- The Shin-Ra Mansion in Final Fantasy VII is unusual in that the hidden evil in it is not some creature, but records of experiments of mad science. Sephiroth (a former test subject) goes mad from reading the records there, and emerges from the house as the Big Bad of the game.
- The setting of Insanity is an old, seemingly abandoned mansion on the edge of town, which is rumored to be haunted. The protagonists become trapped there and can't call for help because all the phone lines have been cut. It turns out to have a very dark and tragic history.
- Nancy Drew: The games often take place in one of these:
- Blackmoor Manor
- Thornton Hall
- Neverending Nightmares begins in one, where Thomas and his sister Gabby live. And taking place inside of a nightmare, it only grows more dark and desolate as the plot advances.
- Episode 6 of Minecraft: Story Mode will be this with several Minecraft YouTubers and the game's protagonists being the guests of "The White Pumpkin."
- Dark Manor in Kirby's Epic Yarn though despite being haunted, the biggest challenge is simply navigating it due to the darkness, with the ghosts almost being helpful mooks, as they give off light, however minuscule. In an extra challenge where living "enemies" take residence in Dark Manor Kirby and Fluff become the monsters of a Mook Horror Show.
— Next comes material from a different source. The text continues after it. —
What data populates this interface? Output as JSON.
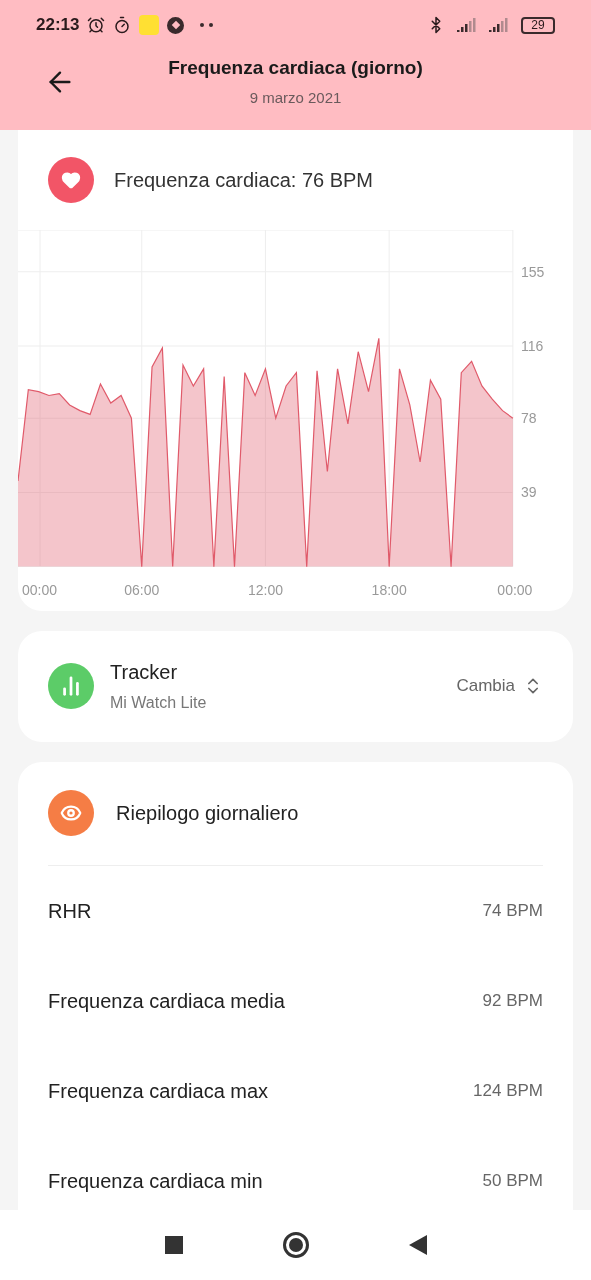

- The Roivas Mansion of Eternal Darkness is normally quite pleasant in its Gothic splendor, but it has a nasty tendency to attract agents of the Ancients to menace its occupants. Mostly on account of being built over a massive subterranean city.
- Dracula: Ruler of the Night: As in the original story, Carfax Abby serves this role, though Dracula does try to make a bit more homely since in this rendition his brides eventually join him on his trip to London. When the hunters start to come after them following Lucy's turning. They at the suggestion of Lucy's now turned mother, Minerva, raid the house of a socialite friend of the Westerna family, make her into a new bride who, after turning, willingly gives up the house and slowly turn her manor into this as well, least on the inside.
- In an episode of Batman: The Brave and the Bold, Batman becomes a vampire and invites several heroes to the Justice League satellite, which quickly becomes an Old Dark House, as he takes them out, one by one.
- Castle Duckula in Count Duckula is a mess of dark turrets and towers on the outside, and a maze of bare stone rooms on the inside. Igor keeps it that way, much to Duckula's disgust.
- The were-car episode of Futurama begins with Bender inheriting one of these off a dead uncle, prompting the following exchange:
Lawyer: (reading Will) ...To my loving nephew, Bender - assuming he's not responsible for my death - I leave my castle...
Bender: Yes! Let's stay there tonight!
Lawyer: ...on condition that he spend one night within its walls.
Bender: Oooh, man, there's always a catch!
- The castle itself turns out to be full of robot-themed spookiness such as paintings with mechanized eyes which follow motion sensors, the Windows start-up music echoing through the halls, 666 in written in binary appearing backwards in the mirrors, etc.
- This is a staple of Scooby-Doo and many of its imitators, though the victims are usually just kidnapped instead of murdered.
- The Simpsons:
- This is played with on one episode where Homer's Aunt has passed away, and her will demands that the Simpson family must spend a night in an allegedly haunted house. Cut to the family entering the house, Homer declaring "There's no such thing as ghosts." The next morning, the family is well-rested, refreshed, having slept better and the water was better too.
- The Republican party headquarters◊ is an ominous castle straight from a horror movie.
- The old Spider-Man and His Amazing Friends had an episode where The Chameleon invited Spider-Man and six other heroes to an island he owns and filled with traps so he could impersonate them, sowing distrust, and then kill them. He even uses a Ten Little Indians-style rhyme.
- Ruby Gloom is set in a house that's superficially one of these, but because everyone in the cast is a Perky Goth, it's anything but spooky.